Dataset content section start

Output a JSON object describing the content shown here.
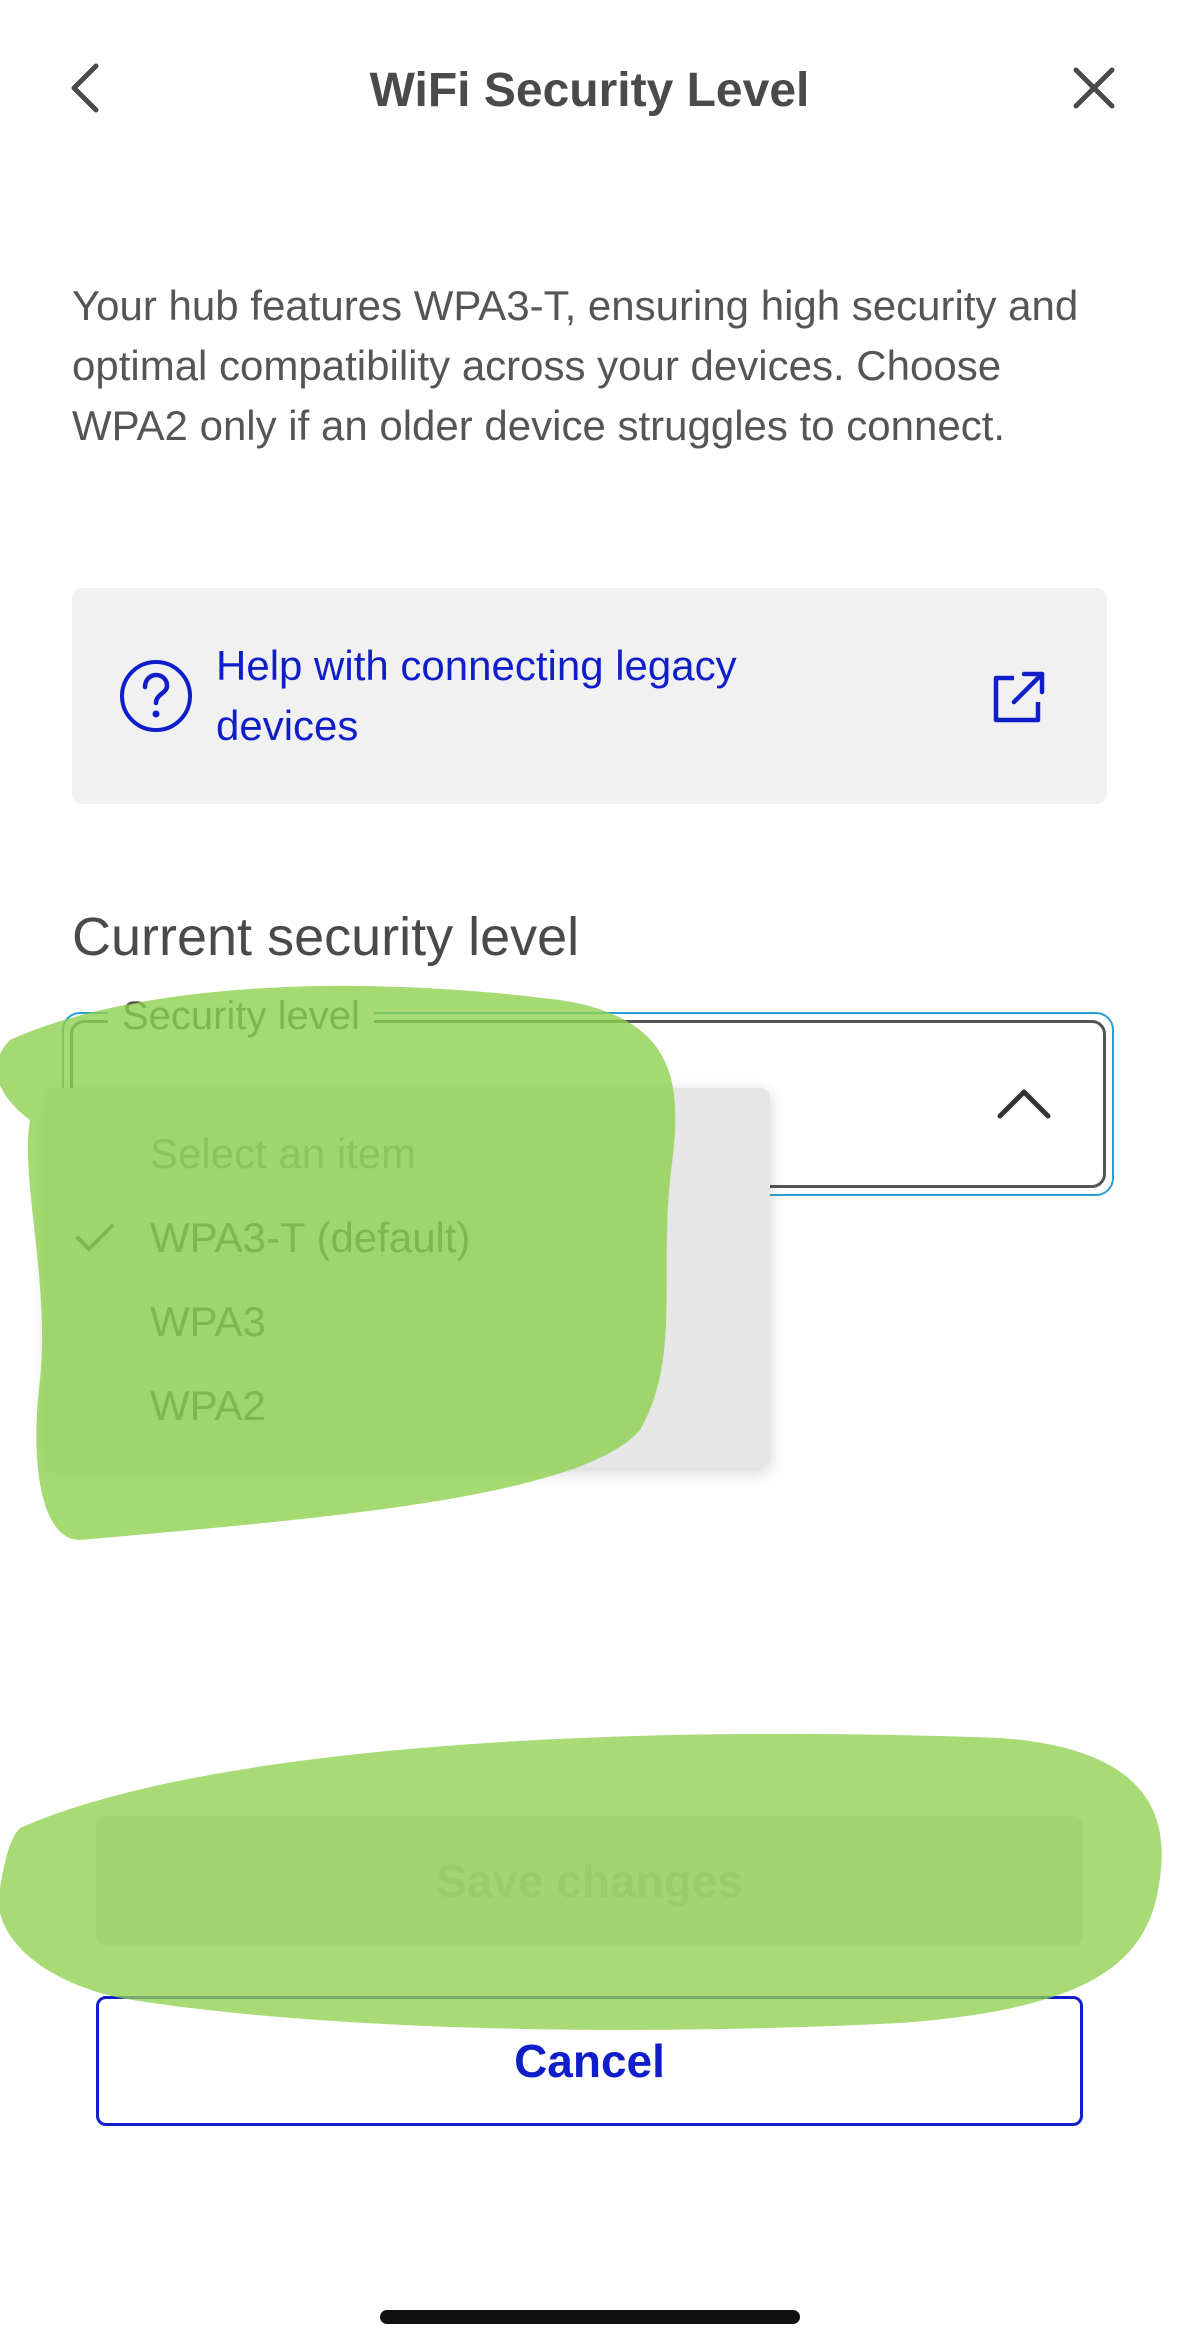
{
  "header": {
    "title": "WiFi Security Level",
    "back_icon": "chevron-left-icon",
    "close_icon": "close-icon"
  },
  "description": "Your hub features WPA3-T, ensuring high security and optimal compatibility across your devices. Choose WPA2 only if an older device struggles to connect.",
  "help_card": {
    "label": "Help with connecting legacy devices",
    "icon": "question-circle-icon",
    "trailing_icon": "external-link-icon"
  },
  "section_heading": "Current security level",
  "select": {
    "label": "Security level",
    "state": "expanded",
    "chevron_icon": "chevron-up-icon",
    "options": [
      {
        "label": "Select an item",
        "placeholder": true,
        "selected": false
      },
      {
        "label": "WPA3-T (default)",
        "placeholder": false,
        "selected": true
      },
      {
        "label": "WPA3",
        "placeholder": false,
        "selected": false
      },
      {
        "label": "WPA2",
        "placeholder": false,
        "selected": false
      }
    ]
  },
  "buttons": {
    "save_label": "Save changes",
    "save_disabled": true,
    "cancel_label": "Cancel"
  },
  "colors": {
    "accent_blue": "#0f1ec8",
    "focus_ring": "#2a9fd6",
    "highlight_green": "#8fd14f",
    "card_bg": "#f1f1f1",
    "dropdown_bg": "#e6e6e6"
  }
}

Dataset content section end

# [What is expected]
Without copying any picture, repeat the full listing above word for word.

# [Solution to this exercise]
Output a JSON object describing the content shown here.
{
  "header": {
    "title": "WiFi Security Level",
    "back_icon": "chevron-left-icon",
    "close_icon": "close-icon"
  },
  "description": "Your hub features WPA3-T, ensuring high security and optimal compatibility across your devices. Choose WPA2 only if an older device struggles to connect.",
  "help_card": {
    "label": "Help with connecting legacy devices",
    "icon": "question-circle-icon",
    "trailing_icon": "external-link-icon"
  },
  "section_heading": "Current security level",
  "select": {
    "label": "Security level",
    "state": "expanded",
    "chevron_icon": "chevron-up-icon",
    "options": [
      {
        "label": "Select an item",
        "placeholder": true,
        "selected": false
      },
      {
        "label": "WPA3-T (default)",
        "placeholder": false,
        "selected": true
      },
      {
        "label": "WPA3",
        "placeholder": false,
        "selected": false
      },
      {
        "label": "WPA2",
        "placeholder": false,
        "selected": false
      }
    ]
  },
  "buttons": {
    "save_label": "Save changes",
    "save_disabled": true,
    "cancel_label": "Cancel"
  },
  "colors": {
    "accent_blue": "#0f1ec8",
    "focus_ring": "#2a9fd6",
    "highlight_green": "#8fd14f",
    "card_bg": "#f1f1f1",
    "dropdown_bg": "#e6e6e6"
  }
}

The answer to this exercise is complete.